● TO DO
Working from the listing below, pick each line containing the word "JSON" and copy it.

────────────────────────────────────────

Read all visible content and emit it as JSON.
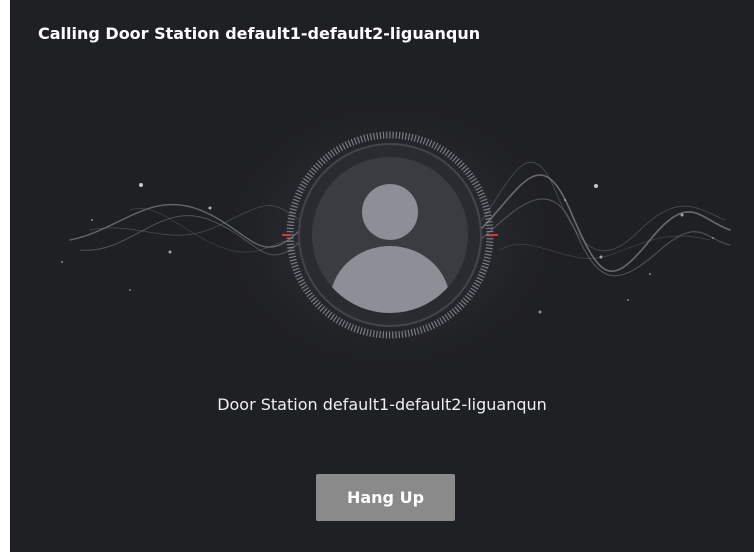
{
  "dialog": {
    "title": "Calling Door Station default1-default2-liguanqun",
    "caller_name": "Door Station default1-default2-liguanqun",
    "hangup_label": "Hang Up"
  },
  "icons": {
    "avatar": "user-avatar-icon",
    "ring": "calling-ring-icon",
    "waves": "sound-wave-decoration"
  },
  "colors": {
    "background": "#1f2023",
    "avatar_fill": "#8d8e96",
    "avatar_bg": "#3b3c42",
    "ring": "#8a8b92",
    "ring_accent": "#d23b3b",
    "button": "#8a8a8a"
  }
}
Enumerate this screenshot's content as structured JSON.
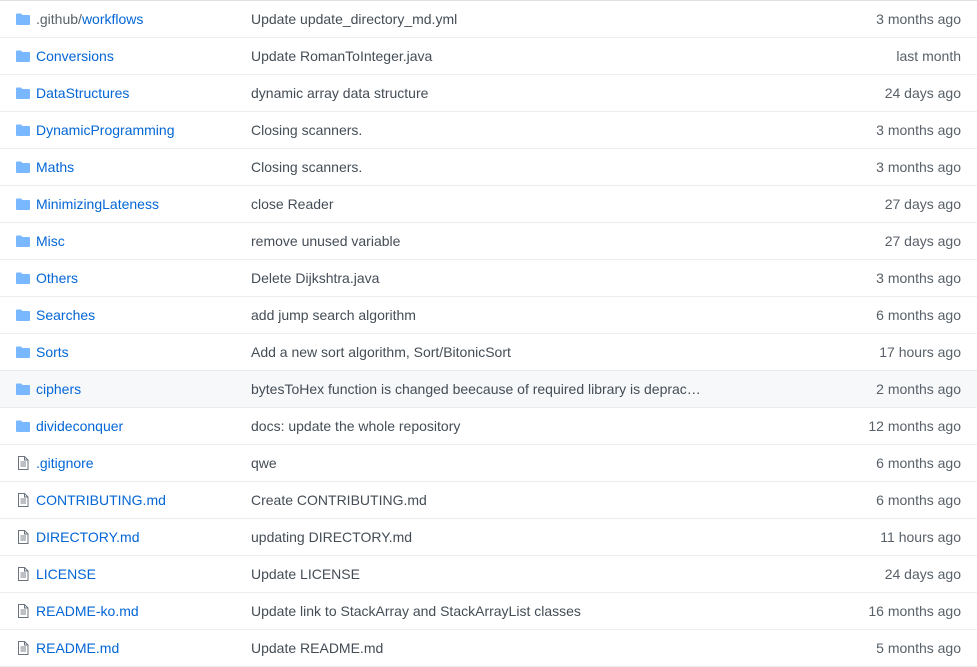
{
  "colors": {
    "link": "#0366d6",
    "muted": "#586069",
    "message": "#444d56",
    "folder_icon": "#79b8ff",
    "file_icon": "#6a737d",
    "border": "#eaecef",
    "highlight_row": "#f6f8fa"
  },
  "files": [
    {
      "icon": "folder-icon",
      "prefix": ".github/",
      "name": "workflows",
      "message": "Update update_directory_md.yml",
      "age": "3 months ago"
    },
    {
      "icon": "folder-icon",
      "prefix": "",
      "name": "Conversions",
      "message": "Update RomanToInteger.java",
      "age": "last month"
    },
    {
      "icon": "folder-icon",
      "prefix": "",
      "name": "DataStructures",
      "message": "dynamic array data structure",
      "age": "24 days ago"
    },
    {
      "icon": "folder-icon",
      "prefix": "",
      "name": "DynamicProgramming",
      "message": "Closing scanners.",
      "age": "3 months ago"
    },
    {
      "icon": "folder-icon",
      "prefix": "",
      "name": "Maths",
      "message": "Closing scanners.",
      "age": "3 months ago"
    },
    {
      "icon": "folder-icon",
      "prefix": "",
      "name": "MinimizingLateness",
      "message": "close Reader",
      "age": "27 days ago"
    },
    {
      "icon": "folder-icon",
      "prefix": "",
      "name": "Misc",
      "message": "remove unused variable",
      "age": "27 days ago"
    },
    {
      "icon": "folder-icon",
      "prefix": "",
      "name": "Others",
      "message": "Delete Dijkshtra.java",
      "age": "3 months ago"
    },
    {
      "icon": "folder-icon",
      "prefix": "",
      "name": "Searches",
      "message": "add jump search algorithm",
      "age": "6 months ago"
    },
    {
      "icon": "folder-icon",
      "prefix": "",
      "name": "Sorts",
      "message": "Add a new sort algorithm, Sort/BitonicSort",
      "age": "17 hours ago"
    },
    {
      "icon": "folder-icon",
      "prefix": "",
      "name": "ciphers",
      "message": "bytesToHex function is changed beecause of required library is deprac…",
      "age": "2 months ago",
      "highlight": true
    },
    {
      "icon": "folder-icon",
      "prefix": "",
      "name": "divideconquer",
      "message": "docs: update the whole repository",
      "age": "12 months ago"
    },
    {
      "icon": "file-icon",
      "prefix": "",
      "name": ".gitignore",
      "message": "qwe",
      "age": "6 months ago"
    },
    {
      "icon": "file-icon",
      "prefix": "",
      "name": "CONTRIBUTING.md",
      "message": "Create CONTRIBUTING.md",
      "age": "6 months ago"
    },
    {
      "icon": "file-icon",
      "prefix": "",
      "name": "DIRECTORY.md",
      "message": "updating DIRECTORY.md",
      "age": "11 hours ago"
    },
    {
      "icon": "file-icon",
      "prefix": "",
      "name": "LICENSE",
      "message": "Update LICENSE",
      "age": "24 days ago"
    },
    {
      "icon": "file-icon",
      "prefix": "",
      "name": "README-ko.md",
      "message": "Update link to StackArray and StackArrayList classes",
      "age": "16 months ago"
    },
    {
      "icon": "file-icon",
      "prefix": "",
      "name": "README.md",
      "message": "Update README.md",
      "age": "5 months ago"
    }
  ]
}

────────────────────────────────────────

● THE COMPLETED TASK
Read all visible content and emit it as JSON.
Enumerate this screenshot's content as structured JSON.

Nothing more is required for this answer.